> What needs to be done:
Check every line in the records below for the word "subtitle" and report how many have it, nothing more.

(Website and app data records)
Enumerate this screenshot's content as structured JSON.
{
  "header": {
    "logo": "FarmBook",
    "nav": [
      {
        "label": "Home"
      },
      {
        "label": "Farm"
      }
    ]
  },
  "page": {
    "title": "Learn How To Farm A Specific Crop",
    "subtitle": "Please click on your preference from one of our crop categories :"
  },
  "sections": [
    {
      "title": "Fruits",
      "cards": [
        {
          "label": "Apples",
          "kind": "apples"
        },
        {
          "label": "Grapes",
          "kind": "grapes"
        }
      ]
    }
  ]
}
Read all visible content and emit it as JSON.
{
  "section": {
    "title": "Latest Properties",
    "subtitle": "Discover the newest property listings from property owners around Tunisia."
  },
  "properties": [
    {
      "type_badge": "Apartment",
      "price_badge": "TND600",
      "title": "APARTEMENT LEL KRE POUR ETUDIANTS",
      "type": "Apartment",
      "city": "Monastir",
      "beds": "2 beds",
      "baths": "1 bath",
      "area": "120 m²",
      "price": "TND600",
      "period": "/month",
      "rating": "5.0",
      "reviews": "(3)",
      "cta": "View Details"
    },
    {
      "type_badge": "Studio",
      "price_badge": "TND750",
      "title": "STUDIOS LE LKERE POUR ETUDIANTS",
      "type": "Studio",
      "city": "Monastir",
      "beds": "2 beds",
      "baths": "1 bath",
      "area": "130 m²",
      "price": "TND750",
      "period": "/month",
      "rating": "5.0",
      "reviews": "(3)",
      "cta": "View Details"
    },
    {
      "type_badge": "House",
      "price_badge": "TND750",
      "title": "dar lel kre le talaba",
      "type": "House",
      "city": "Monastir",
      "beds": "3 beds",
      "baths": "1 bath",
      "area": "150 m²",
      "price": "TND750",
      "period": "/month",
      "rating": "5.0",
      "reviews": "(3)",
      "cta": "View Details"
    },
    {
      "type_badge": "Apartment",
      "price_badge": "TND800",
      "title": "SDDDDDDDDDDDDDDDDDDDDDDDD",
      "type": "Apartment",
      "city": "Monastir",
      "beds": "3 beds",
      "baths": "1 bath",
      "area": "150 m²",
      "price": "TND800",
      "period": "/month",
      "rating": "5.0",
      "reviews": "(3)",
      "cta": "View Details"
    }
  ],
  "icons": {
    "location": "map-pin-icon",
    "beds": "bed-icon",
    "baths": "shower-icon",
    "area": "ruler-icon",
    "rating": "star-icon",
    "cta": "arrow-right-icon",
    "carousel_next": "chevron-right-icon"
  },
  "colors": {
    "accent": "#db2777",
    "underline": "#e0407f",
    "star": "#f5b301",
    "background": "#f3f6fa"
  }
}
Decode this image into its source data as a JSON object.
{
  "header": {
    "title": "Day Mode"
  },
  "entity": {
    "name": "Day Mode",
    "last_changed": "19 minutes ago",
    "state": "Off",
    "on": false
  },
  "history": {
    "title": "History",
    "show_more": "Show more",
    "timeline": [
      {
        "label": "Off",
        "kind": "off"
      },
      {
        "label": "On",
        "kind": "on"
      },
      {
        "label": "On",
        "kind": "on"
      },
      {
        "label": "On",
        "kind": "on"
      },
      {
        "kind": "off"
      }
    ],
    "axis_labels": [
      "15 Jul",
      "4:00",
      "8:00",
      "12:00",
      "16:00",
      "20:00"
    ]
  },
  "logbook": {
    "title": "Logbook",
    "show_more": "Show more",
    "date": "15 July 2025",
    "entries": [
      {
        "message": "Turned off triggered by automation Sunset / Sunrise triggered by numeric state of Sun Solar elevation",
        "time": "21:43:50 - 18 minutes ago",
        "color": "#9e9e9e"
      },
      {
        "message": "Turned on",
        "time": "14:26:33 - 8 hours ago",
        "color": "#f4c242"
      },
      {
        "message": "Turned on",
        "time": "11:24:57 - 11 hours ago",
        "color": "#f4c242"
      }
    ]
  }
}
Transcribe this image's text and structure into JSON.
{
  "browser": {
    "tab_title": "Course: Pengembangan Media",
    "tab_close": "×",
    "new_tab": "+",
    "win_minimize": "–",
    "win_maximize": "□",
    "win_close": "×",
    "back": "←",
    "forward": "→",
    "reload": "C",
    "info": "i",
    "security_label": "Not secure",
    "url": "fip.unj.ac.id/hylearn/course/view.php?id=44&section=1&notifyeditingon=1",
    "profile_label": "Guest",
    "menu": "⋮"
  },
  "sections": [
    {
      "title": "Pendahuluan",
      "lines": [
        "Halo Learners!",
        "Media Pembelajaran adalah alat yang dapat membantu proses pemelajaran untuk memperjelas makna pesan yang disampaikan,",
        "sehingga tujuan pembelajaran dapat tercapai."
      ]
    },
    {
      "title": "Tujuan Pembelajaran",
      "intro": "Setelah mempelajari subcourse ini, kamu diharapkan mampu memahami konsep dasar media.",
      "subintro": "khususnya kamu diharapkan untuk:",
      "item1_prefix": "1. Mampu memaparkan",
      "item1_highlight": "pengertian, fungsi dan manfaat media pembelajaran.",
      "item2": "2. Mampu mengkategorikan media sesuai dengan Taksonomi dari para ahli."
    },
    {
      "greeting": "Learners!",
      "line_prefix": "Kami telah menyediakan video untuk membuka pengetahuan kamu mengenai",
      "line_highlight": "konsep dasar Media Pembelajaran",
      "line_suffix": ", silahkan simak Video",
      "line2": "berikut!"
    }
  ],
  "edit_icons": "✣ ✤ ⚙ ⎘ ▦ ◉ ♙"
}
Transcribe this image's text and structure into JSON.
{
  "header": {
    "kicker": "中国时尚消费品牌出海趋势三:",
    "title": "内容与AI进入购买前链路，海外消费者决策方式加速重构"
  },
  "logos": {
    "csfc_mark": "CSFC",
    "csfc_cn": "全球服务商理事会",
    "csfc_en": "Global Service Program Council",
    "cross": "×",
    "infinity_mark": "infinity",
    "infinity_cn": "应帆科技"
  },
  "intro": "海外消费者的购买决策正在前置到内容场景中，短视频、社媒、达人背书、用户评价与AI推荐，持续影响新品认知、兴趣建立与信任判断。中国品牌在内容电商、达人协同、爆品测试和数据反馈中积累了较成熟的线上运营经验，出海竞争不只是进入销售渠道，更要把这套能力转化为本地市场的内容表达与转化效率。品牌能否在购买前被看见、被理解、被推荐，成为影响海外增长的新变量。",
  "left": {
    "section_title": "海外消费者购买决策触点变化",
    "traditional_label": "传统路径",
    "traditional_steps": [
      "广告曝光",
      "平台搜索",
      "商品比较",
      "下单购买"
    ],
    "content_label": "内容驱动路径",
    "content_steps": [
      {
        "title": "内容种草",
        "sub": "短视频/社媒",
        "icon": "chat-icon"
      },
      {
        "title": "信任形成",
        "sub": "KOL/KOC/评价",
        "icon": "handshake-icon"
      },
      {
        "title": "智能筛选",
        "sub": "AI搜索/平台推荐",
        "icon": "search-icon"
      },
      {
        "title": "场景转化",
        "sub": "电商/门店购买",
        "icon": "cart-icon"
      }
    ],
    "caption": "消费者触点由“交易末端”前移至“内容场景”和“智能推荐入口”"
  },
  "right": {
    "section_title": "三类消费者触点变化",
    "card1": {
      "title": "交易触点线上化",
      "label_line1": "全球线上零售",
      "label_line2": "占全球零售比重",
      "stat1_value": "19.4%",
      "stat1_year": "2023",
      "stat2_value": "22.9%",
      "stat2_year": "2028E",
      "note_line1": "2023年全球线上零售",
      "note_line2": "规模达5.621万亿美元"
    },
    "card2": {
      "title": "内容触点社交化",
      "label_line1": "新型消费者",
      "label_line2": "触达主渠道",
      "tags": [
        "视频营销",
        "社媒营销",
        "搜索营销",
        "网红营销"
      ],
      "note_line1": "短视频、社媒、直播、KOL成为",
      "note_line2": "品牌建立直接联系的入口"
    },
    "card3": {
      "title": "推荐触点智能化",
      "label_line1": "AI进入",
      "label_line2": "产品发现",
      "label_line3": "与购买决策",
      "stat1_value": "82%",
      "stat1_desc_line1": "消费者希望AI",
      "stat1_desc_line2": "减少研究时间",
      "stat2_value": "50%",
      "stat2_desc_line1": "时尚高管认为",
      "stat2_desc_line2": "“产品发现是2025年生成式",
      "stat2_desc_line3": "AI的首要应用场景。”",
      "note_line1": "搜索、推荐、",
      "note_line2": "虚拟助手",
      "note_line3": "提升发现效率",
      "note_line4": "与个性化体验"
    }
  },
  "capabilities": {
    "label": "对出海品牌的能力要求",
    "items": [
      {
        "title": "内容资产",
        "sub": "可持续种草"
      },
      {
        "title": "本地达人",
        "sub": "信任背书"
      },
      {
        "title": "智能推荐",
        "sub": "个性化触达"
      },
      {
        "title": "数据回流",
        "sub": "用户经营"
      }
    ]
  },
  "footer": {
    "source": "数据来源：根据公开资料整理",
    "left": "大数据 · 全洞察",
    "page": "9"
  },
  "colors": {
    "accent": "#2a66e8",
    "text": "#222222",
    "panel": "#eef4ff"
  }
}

> Your response:
2